Temporary accommodation has been provided for newly arrived immigrants since Melbourne's earliest days. Usually government-sponsored, such facilities have been particularly important at times of increased migration.

In the 1840s when one-third of the over 90 000 arrivals in Port Phillip were assisted immigrants, a canvas town on the south side of the Yarra River at times housed up to 2000 people in tents provided by the Commissariat Store. This was followed by the creation of government Immigration Barracks (1848) and Barracks for Orphan Emigrants (1849) in the Government Block at the corner of Spencer and Collins streets. The austerity of the buildings reflected government determination to discourage dependence on charity, and authorities insisted buildings, consisting of dormitories segregated by sex, be temporary. Regulations were strict and most immigrants remained only for short periods, but illness and unemployment forced some to stay longer.

The 1850s gold rush accentuated the accommodation crisis. Continental Europeans and Chinese tended to rely on the reception provided by compatriots and community organisations, but in 1852 the government opened barracks for British immigrants at Princes Bridge and in a converted abattoir on Batmans Hill, and aided the construction of an Immigrants' Home in South Yarra and a Wesleyan House in Carlton. The Family Colonisation Loan Society also provided accommodation. Relatively expensive and strictly supervised, these institutions, which provided basic facilities, closed later in the 1850s as the crisis eased.

The decrease in assisted migration reduced demand for reception facilities in the later 19th and early 20th centuries. The reintroduction of assisted immigration with the push for closer settlement in the years immediately prior to World War I prompted the government and other interested parties to rent temporary accommodation, but it was only after World War II that hostels again assumed an important role in housing assisted immigrants.

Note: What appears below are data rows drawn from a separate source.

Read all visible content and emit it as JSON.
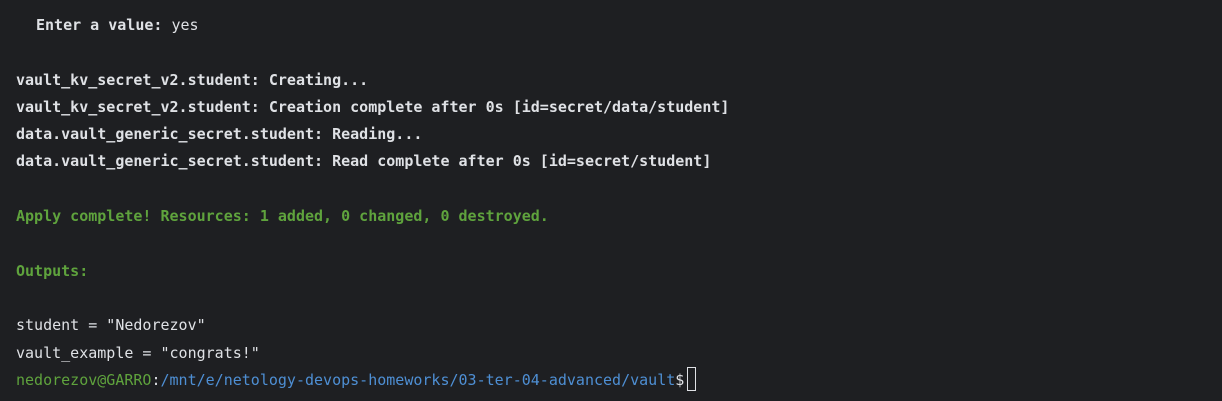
{
  "terminal": {
    "prompt_question": {
      "label": "Enter a value:",
      "answer": " yes"
    },
    "log_lines": [
      "vault_kv_secret_v2.student: Creating...",
      "vault_kv_secret_v2.student: Creation complete after 0s [id=secret/data/student]",
      "data.vault_generic_secret.student: Reading...",
      "data.vault_generic_secret.student: Read complete after 0s [id=secret/student]"
    ],
    "apply_summary": "Apply complete! Resources: 1 added, 0 changed, 0 destroyed.",
    "outputs_header": "Outputs:",
    "outputs": [
      "student = \"Nedorezov\"",
      "vault_example = \"congrats!\""
    ],
    "shell_prompt": {
      "user_host": "nedorezov@GARRO",
      "separator": ":",
      "cwd": "/mnt/e/netology-devops-homeworks/03-ter-04-advanced/vault",
      "symbol": "$"
    },
    "colors": {
      "background": "#1e1f22",
      "text": "#dfe1e5",
      "success_green": "#5fa33d",
      "path_blue": "#4e8fd4"
    }
  }
}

With mass migration and an acute housing shortage, Melbourne hostels provided accommodation for displaced persons and assisted northern European and British migrants (southern Europeans tended to stay with friends in overcrowded inner-city homes or boarding houses). In general, British migrants were not placed in the same hostels as Europeans. Controlled by the Commonwealth Department of Labour and National Service, and managed from 1951 by Commonwealth Hostels Ltd, Melbourne's migrant hostels were mostly Nissen and Quonset huts, prototype buildings, army huts or converted wool stores built in the 1940s. Through the 1950s and 1960s they provided accommodation for between 500 and 1500 residents, with a maximum stay of twelve months. Located in industrial or underdeveloped outer suburbs - Altona, Broadmeadows, Brooklyn, Fishermans Bend, Holmesglen, Maribyrnong, Nunawading and Preston - their plainly furnished rooms, communal washing and eating facilities provided little privacy. With rent frequently amounting to 80% of a migrant's income, protests, including a number of rental 'strikes', were frequent. Few improvements were made, however, until the mid-1960s, the Commonwealth having claimed that State health and pricing regulations were not applicable to their properties.

Many of these hostels were closed in the 1960s. Those that remained were upgraded, with a new reception centre built at Springvale in 1970. Increasingly these centres provided accommodation and services for refugees, with the four hostels still operating in 1980 - Altona, Maribyrnong, Nunawading and Springvale - housing approximately 3000 refugees, predominantly Indo-Chinese. Since the 1980s the government has more frequently used flats that families can rent for a limited period. Many of the remaining hostels were converted for other accommodation purposes or became non-residential migrant services centres. The Maribyrnong Detention Centre, adjacent to the site of the former Maribyrnong hostel, provides a holding centre for asylum seekers awaiting visas or deportation.

Sara Wills